▶ _Given entries_
━━━

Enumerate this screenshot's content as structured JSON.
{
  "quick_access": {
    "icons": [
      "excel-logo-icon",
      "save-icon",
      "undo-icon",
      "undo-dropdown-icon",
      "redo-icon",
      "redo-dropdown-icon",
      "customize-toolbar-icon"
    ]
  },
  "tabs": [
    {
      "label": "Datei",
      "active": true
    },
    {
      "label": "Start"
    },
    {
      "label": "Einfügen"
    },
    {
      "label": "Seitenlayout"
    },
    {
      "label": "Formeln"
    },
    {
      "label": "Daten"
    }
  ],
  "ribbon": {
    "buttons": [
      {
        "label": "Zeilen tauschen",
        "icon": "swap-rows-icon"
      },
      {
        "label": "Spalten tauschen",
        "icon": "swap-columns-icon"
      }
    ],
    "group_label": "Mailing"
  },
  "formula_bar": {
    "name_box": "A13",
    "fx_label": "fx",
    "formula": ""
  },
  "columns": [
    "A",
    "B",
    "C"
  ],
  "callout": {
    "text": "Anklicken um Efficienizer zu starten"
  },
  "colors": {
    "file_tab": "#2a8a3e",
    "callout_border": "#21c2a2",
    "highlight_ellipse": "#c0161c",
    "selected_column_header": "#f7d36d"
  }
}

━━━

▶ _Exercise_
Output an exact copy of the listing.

▶ _Response for this exercise_
Enumerate this screenshot's content as structured JSON.
{
  "quick_access": {
    "icons": [
      "excel-logo-icon",
      "save-icon",
      "undo-icon",
      "undo-dropdown-icon",
      "redo-icon",
      "redo-dropdown-icon",
      "customize-toolbar-icon"
    ]
  },
  "tabs": [
    {
      "label": "Datei",
      "active": true
    },
    {
      "label": "Start"
    },
    {
      "label": "Einfügen"
    },
    {
      "label": "Seitenlayout"
    },
    {
      "label": "Formeln"
    },
    {
      "label": "Daten"
    }
  ],
  "ribbon": {
    "buttons": [
      {
        "label": "Zeilen tauschen",
        "icon": "swap-rows-icon"
      },
      {
        "label": "Spalten tauschen",
        "icon": "swap-columns-icon"
      }
    ],
    "group_label": "Mailing"
  },
  "formula_bar": {
    "name_box": "A13",
    "fx_label": "fx",
    "formula": ""
  },
  "columns": [
    "A",
    "B",
    "C"
  ],
  "callout": {
    "text": "Anklicken um Efficienizer zu starten"
  },
  "colors": {
    "file_tab": "#2a8a3e",
    "callout_border": "#21c2a2",
    "highlight_ellipse": "#c0161c",
    "selected_column_header": "#f7d36d"
  }
}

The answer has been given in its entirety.